Both Hindus and non-Hindus celebrate the Festival of Lights
Port of Spain, Trinidad (August 9, 2007) – Hindus in India and around the globe celebrate Divali, known worldwide as the Festival of Lights. In Trinidad & Tobago where Indians make up approximately 40 per cent of the population, young and old, rich and poor celebrate the festival with colourful events and extravagant light displays. This year Divali will be observed on Friday, November 9.
The largest Hindu festival on the island, Divali is celebrated in either October or November, depending on the Hindu calendar. Marked as a national holiday in Trinidad & Tobago since 1966, Divali is the triumph of light over darkness, signified by lighting deyas (small clay lamps) on what is believed to be the darkest night of the year. Hindus celebrate Divali with a host of activities in the home where various dishes and sweets are prepared and a pooja (prayer) is performed. At dusk, everyone joins in lighting and placing the deyas around the home. This sacred festival is known to bring about positive feelings in the community marked by unity, cleanliness, harmony and festivity.

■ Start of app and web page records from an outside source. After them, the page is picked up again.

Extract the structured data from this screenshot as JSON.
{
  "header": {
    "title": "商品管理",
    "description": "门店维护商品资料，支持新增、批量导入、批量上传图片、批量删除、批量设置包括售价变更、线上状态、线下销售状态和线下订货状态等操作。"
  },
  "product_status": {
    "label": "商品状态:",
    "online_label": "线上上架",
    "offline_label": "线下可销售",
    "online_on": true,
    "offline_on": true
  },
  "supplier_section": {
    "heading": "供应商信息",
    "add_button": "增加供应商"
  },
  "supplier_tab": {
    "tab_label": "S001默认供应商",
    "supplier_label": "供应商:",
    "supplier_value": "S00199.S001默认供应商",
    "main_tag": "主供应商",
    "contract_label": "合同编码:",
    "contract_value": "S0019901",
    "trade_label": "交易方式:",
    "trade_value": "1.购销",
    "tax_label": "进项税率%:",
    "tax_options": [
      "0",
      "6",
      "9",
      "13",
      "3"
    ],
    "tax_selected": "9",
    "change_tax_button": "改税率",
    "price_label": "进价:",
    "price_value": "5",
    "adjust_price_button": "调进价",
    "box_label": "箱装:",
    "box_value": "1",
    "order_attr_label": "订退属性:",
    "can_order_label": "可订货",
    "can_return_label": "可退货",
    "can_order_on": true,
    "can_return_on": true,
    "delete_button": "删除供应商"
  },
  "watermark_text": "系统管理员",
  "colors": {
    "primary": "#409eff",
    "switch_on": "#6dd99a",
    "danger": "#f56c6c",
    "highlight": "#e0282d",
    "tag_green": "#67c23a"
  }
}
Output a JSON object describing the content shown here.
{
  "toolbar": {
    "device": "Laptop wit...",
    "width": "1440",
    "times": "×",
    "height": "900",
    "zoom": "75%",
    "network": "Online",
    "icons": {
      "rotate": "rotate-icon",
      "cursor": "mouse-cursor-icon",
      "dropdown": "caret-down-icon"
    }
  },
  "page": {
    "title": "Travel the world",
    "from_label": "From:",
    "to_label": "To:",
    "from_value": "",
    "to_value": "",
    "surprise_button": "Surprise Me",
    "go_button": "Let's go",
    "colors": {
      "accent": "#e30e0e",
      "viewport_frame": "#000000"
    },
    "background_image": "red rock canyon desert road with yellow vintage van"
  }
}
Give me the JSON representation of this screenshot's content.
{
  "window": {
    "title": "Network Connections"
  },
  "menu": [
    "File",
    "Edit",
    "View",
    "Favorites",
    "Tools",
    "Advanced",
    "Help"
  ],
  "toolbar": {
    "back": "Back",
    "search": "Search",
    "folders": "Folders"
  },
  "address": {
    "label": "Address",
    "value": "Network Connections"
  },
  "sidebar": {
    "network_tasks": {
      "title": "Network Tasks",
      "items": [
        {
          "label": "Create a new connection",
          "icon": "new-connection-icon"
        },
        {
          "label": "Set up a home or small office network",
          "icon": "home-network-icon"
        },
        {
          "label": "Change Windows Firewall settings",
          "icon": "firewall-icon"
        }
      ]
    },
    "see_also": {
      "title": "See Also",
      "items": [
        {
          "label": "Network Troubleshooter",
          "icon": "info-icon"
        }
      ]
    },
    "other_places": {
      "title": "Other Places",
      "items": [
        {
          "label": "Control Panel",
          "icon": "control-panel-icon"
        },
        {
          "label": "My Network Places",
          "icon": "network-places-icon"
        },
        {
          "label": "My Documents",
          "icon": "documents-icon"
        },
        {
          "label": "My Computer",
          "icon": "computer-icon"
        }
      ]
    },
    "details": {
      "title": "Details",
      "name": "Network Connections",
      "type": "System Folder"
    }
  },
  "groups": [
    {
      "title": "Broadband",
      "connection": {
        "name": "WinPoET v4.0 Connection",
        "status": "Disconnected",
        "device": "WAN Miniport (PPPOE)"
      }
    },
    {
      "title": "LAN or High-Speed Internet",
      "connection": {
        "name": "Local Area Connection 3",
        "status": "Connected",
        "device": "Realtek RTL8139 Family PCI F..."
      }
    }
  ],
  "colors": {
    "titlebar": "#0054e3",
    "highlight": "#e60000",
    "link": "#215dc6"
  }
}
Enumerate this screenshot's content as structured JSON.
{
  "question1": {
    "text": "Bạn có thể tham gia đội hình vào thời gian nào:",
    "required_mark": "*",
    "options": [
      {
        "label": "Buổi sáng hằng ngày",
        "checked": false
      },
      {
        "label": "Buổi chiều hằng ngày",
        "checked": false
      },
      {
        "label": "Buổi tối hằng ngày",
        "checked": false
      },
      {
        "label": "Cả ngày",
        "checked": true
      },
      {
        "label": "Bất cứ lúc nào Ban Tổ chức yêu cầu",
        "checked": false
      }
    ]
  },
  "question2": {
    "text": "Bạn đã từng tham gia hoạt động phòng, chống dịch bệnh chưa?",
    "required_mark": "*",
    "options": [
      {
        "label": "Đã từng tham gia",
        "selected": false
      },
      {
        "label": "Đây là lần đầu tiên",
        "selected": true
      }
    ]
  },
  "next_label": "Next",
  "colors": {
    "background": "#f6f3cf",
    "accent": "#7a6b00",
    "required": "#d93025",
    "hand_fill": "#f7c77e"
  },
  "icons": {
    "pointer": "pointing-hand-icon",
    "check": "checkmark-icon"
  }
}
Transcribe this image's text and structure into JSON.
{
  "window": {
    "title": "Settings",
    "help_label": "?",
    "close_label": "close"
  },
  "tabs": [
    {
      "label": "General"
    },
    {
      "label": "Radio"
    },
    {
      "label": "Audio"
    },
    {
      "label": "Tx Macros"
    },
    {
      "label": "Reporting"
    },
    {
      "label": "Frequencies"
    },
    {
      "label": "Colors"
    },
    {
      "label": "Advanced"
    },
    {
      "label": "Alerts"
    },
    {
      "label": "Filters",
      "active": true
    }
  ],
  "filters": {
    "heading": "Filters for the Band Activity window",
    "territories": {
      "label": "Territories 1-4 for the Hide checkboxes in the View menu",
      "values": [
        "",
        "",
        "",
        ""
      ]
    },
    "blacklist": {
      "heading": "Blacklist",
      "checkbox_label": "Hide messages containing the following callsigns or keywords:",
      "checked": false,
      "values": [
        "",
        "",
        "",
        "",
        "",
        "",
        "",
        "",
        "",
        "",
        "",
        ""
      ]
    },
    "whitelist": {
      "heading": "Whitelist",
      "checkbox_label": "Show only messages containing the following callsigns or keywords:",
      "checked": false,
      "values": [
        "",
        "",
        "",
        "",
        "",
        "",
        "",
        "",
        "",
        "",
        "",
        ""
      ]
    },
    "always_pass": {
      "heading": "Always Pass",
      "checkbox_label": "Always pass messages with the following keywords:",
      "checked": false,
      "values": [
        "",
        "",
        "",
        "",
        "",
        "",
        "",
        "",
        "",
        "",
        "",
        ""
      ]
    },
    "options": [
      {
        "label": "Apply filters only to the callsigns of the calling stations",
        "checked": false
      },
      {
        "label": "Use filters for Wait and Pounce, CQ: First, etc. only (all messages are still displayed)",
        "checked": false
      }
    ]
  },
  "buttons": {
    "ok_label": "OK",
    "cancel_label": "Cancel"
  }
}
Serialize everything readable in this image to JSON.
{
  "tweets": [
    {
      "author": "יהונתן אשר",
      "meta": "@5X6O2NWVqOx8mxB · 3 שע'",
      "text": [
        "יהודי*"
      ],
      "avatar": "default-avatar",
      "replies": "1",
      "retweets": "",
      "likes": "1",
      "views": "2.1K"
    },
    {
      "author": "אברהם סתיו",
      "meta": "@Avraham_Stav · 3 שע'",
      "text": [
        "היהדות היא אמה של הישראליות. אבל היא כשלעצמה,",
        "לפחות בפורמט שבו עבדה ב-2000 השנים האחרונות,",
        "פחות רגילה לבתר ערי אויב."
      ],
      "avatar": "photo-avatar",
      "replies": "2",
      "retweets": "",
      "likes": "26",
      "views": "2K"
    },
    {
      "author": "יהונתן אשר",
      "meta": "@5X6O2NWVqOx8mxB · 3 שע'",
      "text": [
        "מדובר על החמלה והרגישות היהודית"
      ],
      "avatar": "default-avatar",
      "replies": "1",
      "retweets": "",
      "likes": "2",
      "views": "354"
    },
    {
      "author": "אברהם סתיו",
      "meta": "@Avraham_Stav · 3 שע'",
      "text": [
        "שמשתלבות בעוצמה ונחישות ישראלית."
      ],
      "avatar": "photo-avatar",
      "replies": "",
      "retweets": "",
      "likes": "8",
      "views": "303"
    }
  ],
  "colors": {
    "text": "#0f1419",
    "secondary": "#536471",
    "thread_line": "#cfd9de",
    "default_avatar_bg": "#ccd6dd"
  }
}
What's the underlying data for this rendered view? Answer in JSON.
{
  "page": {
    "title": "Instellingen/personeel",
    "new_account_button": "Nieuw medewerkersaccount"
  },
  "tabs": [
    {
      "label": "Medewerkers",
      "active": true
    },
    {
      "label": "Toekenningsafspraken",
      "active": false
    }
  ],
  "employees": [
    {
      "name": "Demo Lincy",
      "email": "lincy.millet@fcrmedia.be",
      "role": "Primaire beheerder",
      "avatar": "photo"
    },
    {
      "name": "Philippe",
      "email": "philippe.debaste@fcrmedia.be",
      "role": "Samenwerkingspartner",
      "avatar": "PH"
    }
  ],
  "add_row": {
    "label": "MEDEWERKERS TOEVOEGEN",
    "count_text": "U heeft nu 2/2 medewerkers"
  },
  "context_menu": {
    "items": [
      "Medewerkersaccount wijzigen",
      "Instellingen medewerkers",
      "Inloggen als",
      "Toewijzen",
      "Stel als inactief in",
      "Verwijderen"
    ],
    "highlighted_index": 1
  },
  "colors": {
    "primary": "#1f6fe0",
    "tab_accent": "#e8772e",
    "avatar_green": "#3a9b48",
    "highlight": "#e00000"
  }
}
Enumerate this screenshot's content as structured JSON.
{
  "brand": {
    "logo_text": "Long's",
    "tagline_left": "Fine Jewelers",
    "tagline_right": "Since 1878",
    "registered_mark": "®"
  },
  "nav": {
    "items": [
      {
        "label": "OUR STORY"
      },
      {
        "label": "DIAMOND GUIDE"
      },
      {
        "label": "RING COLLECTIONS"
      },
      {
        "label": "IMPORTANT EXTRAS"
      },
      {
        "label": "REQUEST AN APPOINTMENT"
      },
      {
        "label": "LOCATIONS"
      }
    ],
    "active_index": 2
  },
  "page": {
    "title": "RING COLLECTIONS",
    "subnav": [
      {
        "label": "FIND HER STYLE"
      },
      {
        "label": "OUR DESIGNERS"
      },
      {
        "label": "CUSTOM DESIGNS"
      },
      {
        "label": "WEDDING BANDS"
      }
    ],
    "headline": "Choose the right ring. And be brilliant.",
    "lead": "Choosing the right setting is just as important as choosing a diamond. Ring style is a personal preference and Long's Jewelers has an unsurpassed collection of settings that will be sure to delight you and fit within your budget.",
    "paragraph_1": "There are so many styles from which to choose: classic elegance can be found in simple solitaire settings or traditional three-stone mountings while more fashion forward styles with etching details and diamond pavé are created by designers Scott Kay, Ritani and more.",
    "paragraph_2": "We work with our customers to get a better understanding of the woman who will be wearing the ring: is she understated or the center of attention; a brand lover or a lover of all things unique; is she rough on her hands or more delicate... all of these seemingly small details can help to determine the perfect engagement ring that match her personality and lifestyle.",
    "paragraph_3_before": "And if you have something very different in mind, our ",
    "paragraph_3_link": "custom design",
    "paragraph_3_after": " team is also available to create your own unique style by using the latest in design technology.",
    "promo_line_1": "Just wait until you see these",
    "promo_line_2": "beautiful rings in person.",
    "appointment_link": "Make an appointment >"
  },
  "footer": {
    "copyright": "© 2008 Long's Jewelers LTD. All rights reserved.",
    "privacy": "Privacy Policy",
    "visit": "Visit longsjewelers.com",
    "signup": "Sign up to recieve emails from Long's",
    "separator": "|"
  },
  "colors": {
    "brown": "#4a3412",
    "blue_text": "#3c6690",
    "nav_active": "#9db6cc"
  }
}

Divali celebrations in Trinidad begin nine days before the actual event. The hub of all Divali celebrations on the island is the Divali Nagar (village of lights) in Chaguanas. During those nine nights there are performances by east Indian cultural practitioners, a folk theatre featuring skits and dramas, an exhibition of Hinduism, displays by various Hindu religious sects and social organizations, nightly worship of Mother Lakshmi, lighting of myriad deyas, performances by various schools related to Indian culture, and a food court of mouth watering Indian and non-Indian vegetarian delicacies. The festival culminates with magnificent fireworks complemented by the thunder of bamboo cannons and the sparkle of star lights in villages across the country.
Although Divali is a Hindu celebration, in the multi-ethnic, multi-religious Trinidadian society, it is celebrated as a national holiday by people of all denominations. Some of the best locations to observe elaborate displays and collect Indian sweets are Felicity, Patna Village, Dow Village and Penal in central Trinidad.
Trinidad & Tobago is located in the southeastern region of the Caribbean. With their careful approach to tourism, Trinidad & Tobago offers one of the last absolutely unspoiled Caribbean destinations. Trinidad is home to the world-famous Carnival, the birth of the steel pan drum and Nobel Prize-winning author, VS Naipaul. Tobago, sister island to Trinidad, is the quintessential Caribbean island with secluded beaches, quaint villages, charming hotels and private villas.
For more information on Trinidad & Tobago contact the Trinidad & Tobago Tourism Development Company at (800) 816-7541.
For your FREE on-line Trinidad & Tobago travel guide, visit www.caribbean.com.
Disclaimer: The information in this article/release was accurate at
press time; however, we suggest you confirm all details and prices
directly with vendors.